→ RECORDS PROVIDED
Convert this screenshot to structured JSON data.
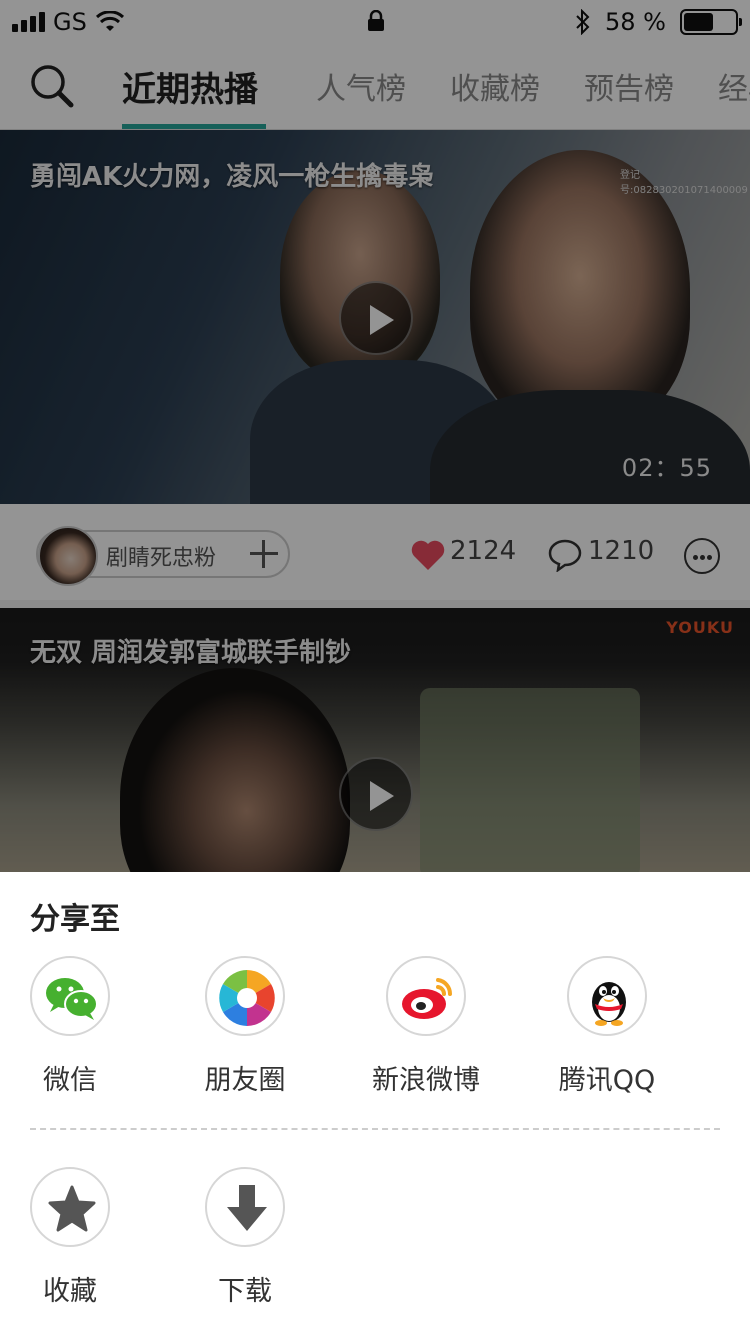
{
  "status_bar": {
    "carrier": "GS",
    "battery_percent": "58 %",
    "battery_level": 0.58
  },
  "nav": {
    "tabs": [
      {
        "label": "近期热播",
        "active": true
      },
      {
        "label": "人气榜"
      },
      {
        "label": "收藏榜"
      },
      {
        "label": "预告榜"
      },
      {
        "label": "经典"
      }
    ]
  },
  "videos": [
    {
      "title": "勇闯AK火力网，凌风一枪生擒毒枭",
      "duration": "02：55",
      "watermark": "登记号:082830201071400009",
      "author": "剧睛死忠粉",
      "likes": "2124",
      "comments": "1210"
    },
    {
      "title": "无双 周润发郭富城联手制钞",
      "brand": "YOUKU"
    }
  ],
  "share_sheet": {
    "title": "分享至",
    "targets": [
      {
        "label": "微信",
        "icon": "wechat-icon"
      },
      {
        "label": "朋友圈",
        "icon": "moments-icon"
      },
      {
        "label": "新浪微博",
        "icon": "weibo-icon"
      },
      {
        "label": "腾讯QQ",
        "icon": "qq-icon"
      }
    ],
    "actions": [
      {
        "label": "收藏",
        "icon": "star-icon"
      },
      {
        "label": "下载",
        "icon": "download-icon"
      }
    ]
  },
  "colors": {
    "accent": "#26a69a",
    "heart": "#e84a5f",
    "wechat": "#46b02f"
  }
}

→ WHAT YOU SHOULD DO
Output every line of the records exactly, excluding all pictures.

→ SOLUTION TO THIS EXERCISE
Convert this screenshot to structured JSON data.
{
  "status_bar": {
    "carrier": "GS",
    "battery_percent": "58 %",
    "battery_level": 0.58
  },
  "nav": {
    "tabs": [
      {
        "label": "近期热播",
        "active": true
      },
      {
        "label": "人气榜"
      },
      {
        "label": "收藏榜"
      },
      {
        "label": "预告榜"
      },
      {
        "label": "经典"
      }
    ]
  },
  "videos": [
    {
      "title": "勇闯AK火力网，凌风一枪生擒毒枭",
      "duration": "02：55",
      "watermark": "登记号:082830201071400009",
      "author": "剧睛死忠粉",
      "likes": "2124",
      "comments": "1210"
    },
    {
      "title": "无双 周润发郭富城联手制钞",
      "brand": "YOUKU"
    }
  ],
  "share_sheet": {
    "title": "分享至",
    "targets": [
      {
        "label": "微信",
        "icon": "wechat-icon"
      },
      {
        "label": "朋友圈",
        "icon": "moments-icon"
      },
      {
        "label": "新浪微博",
        "icon": "weibo-icon"
      },
      {
        "label": "腾讯QQ",
        "icon": "qq-icon"
      }
    ],
    "actions": [
      {
        "label": "收藏",
        "icon": "star-icon"
      },
      {
        "label": "下载",
        "icon": "download-icon"
      }
    ]
  },
  "colors": {
    "accent": "#26a69a",
    "heart": "#e84a5f",
    "wechat": "#46b02f"
  }
}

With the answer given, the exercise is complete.